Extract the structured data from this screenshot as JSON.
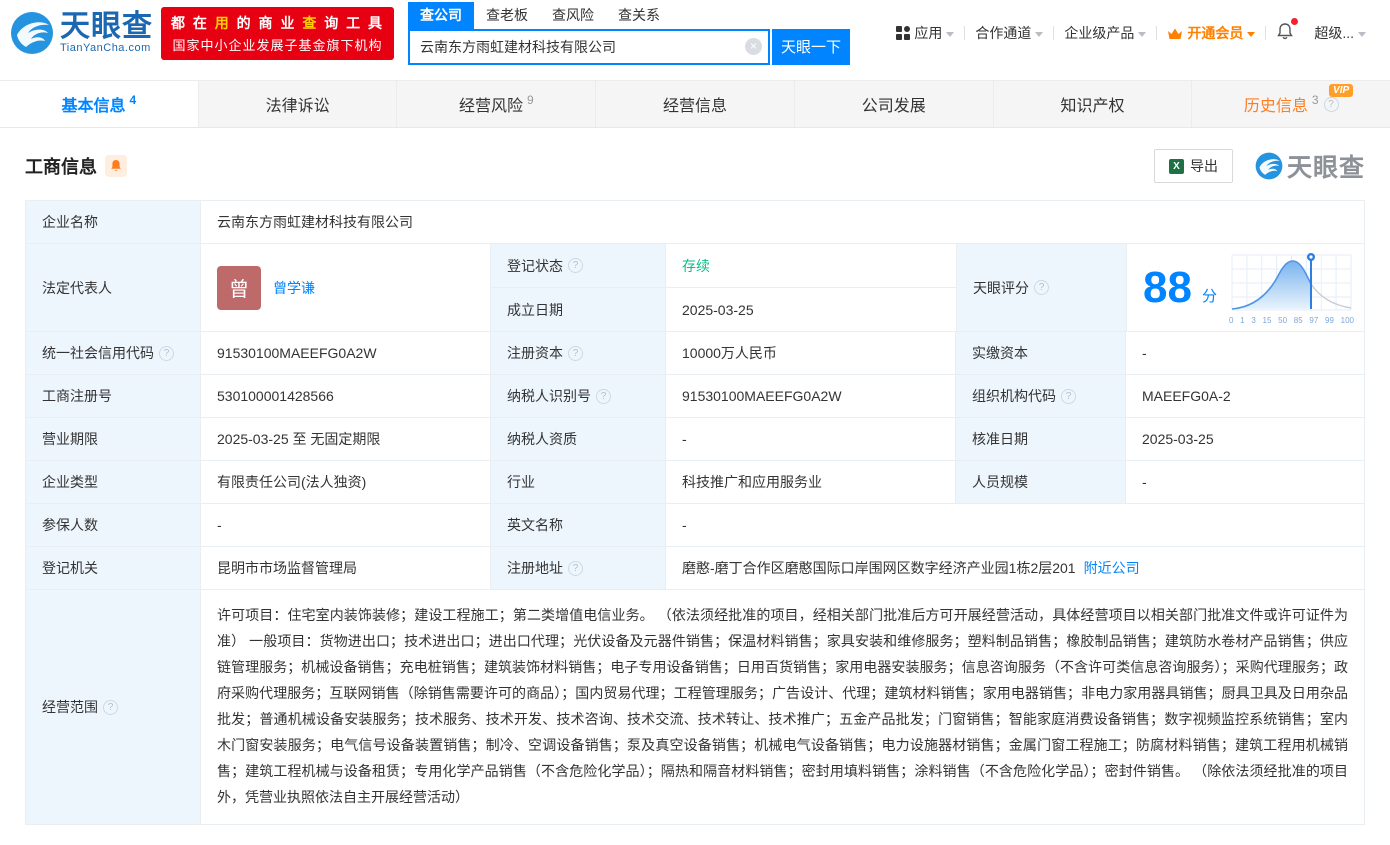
{
  "header": {
    "logo": {
      "title": "天眼查",
      "subtitle": "TianYanCha.com"
    },
    "promo": {
      "l1a": "都 在 ",
      "l1b": "用",
      "l1c": " 的 商 业 ",
      "l1d": "查",
      "l1e": " 询 工 具",
      "line2": "国家中小企业发展子基金旗下机构"
    },
    "search": {
      "tabs": [
        {
          "label": "查公司"
        },
        {
          "label": "查老板"
        },
        {
          "label": "查风险"
        },
        {
          "label": "查关系"
        }
      ],
      "value": "云南东方雨虹建材科技有限公司",
      "button": "天眼一下"
    },
    "nav": [
      {
        "label": "应用"
      },
      {
        "label": "合作通道"
      },
      {
        "label": "企业级产品"
      },
      {
        "label": "开通会员"
      },
      {
        "label": "超级..."
      }
    ]
  },
  "tabs": [
    {
      "label": "基本信息",
      "count": "4"
    },
    {
      "label": "法律诉讼",
      "count": ""
    },
    {
      "label": "经营风险",
      "count": "9"
    },
    {
      "label": "经营信息",
      "count": ""
    },
    {
      "label": "公司发展",
      "count": ""
    },
    {
      "label": "知识产权",
      "count": ""
    },
    {
      "label": "历史信息",
      "count": "3",
      "vip": "VIP"
    }
  ],
  "section": {
    "title": "工商信息",
    "export_label": "导出",
    "watermark": "天眼查"
  },
  "table": {
    "name_label": "企业名称",
    "name": "云南东方雨虹建材科技有限公司",
    "legal_rep_label": "法定代表人",
    "legal_rep_avatar": "曾",
    "legal_rep_name": "曾学谦",
    "reg_status_label": "登记状态",
    "reg_status": "存续",
    "establish_label": "成立日期",
    "establish_date": "2025-03-25",
    "score_label": "天眼评分",
    "score": "88",
    "score_unit": "分",
    "score_axis": [
      "0",
      "1",
      "3",
      "15",
      "50",
      "85",
      "97",
      "99",
      "100"
    ],
    "uscc_label": "统一社会信用代码",
    "uscc": "91530100MAEEFG0A2W",
    "reg_capital_label": "注册资本",
    "reg_capital": "10000万人民币",
    "paid_capital_label": "实缴资本",
    "paid_capital": "-",
    "reg_no_label": "工商注册号",
    "reg_no": "530100001428566",
    "taxpayer_id_label": "纳税人识别号",
    "taxpayer_id": "91530100MAEEFG0A2W",
    "org_code_label": "组织机构代码",
    "org_code": "MAEEFG0A-2",
    "biz_term_label": "营业期限",
    "biz_term": "2025-03-25 至 无固定期限",
    "taxpayer_qual_label": "纳税人资质",
    "taxpayer_qual": "-",
    "approval_date_label": "核准日期",
    "approval_date": "2025-03-25",
    "company_type_label": "企业类型",
    "company_type": "有限责任公司(法人独资)",
    "industry_label": "行业",
    "industry": "科技推广和应用服务业",
    "staff_size_label": "人员规模",
    "staff_size": "-",
    "insured_label": "参保人数",
    "insured": "-",
    "english_name_label": "英文名称",
    "english_name": "-",
    "reg_authority_label": "登记机关",
    "reg_authority": "昆明市市场监督管理局",
    "reg_address_label": "注册地址",
    "reg_address": "磨憨-磨丁合作区磨憨国际口岸围网区数字经济产业园1栋2层201",
    "nearby_link": "附近公司",
    "biz_scope_label": "经营范围",
    "biz_scope": "许可项目：住宅室内装饰装修；建设工程施工；第二类增值电信业务。 （依法须经批准的项目，经相关部门批准后方可开展经营活动，具体经营项目以相关部门批准文件或许可证件为准） 一般项目：货物进出口；技术进出口；进出口代理；光伏设备及元器件销售；保温材料销售；家具安装和维修服务；塑料制品销售；橡胶制品销售；建筑防水卷材产品销售；供应链管理服务；机械设备销售；充电桩销售；建筑装饰材料销售；电子专用设备销售；日用百货销售；家用电器安装服务；信息咨询服务（不含许可类信息咨询服务）；采购代理服务；政府采购代理服务；互联网销售（除销售需要许可的商品）；国内贸易代理；工程管理服务；广告设计、代理；建筑材料销售；家用电器销售；非电力家用器具销售；厨具卫具及日用杂品批发；普通机械设备安装服务；技术服务、技术开发、技术咨询、技术交流、技术转让、技术推广；五金产品批发；门窗销售；智能家庭消费设备销售；数字视频监控系统销售；室内木门窗安装服务；电气信号设备装置销售；制冷、空调设备销售；泵及真空设备销售；机械电气设备销售；电力设施器材销售；金属门窗工程施工；防腐材料销售；建筑工程用机械销售；建筑工程机械与设备租赁；专用化学产品销售（不含危险化学品）；隔热和隔音材料销售；密封用填料销售；涂料销售（不含危险化学品）；密封件销售。 （除依法须经批准的项目外，凭营业执照依法自主开展经营活动）"
  },
  "colors": {
    "accent": "#0084ff",
    "status_green": "#0bbd87",
    "vip_orange": "#ff8000",
    "promo_red": "#e60012"
  }
}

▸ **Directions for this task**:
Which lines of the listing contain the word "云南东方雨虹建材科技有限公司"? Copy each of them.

▸ **Output for this exercise**:
      "value": "云南东方雨虹建材科技有限公司",
    "name": "云南东方雨虹建材科技有限公司",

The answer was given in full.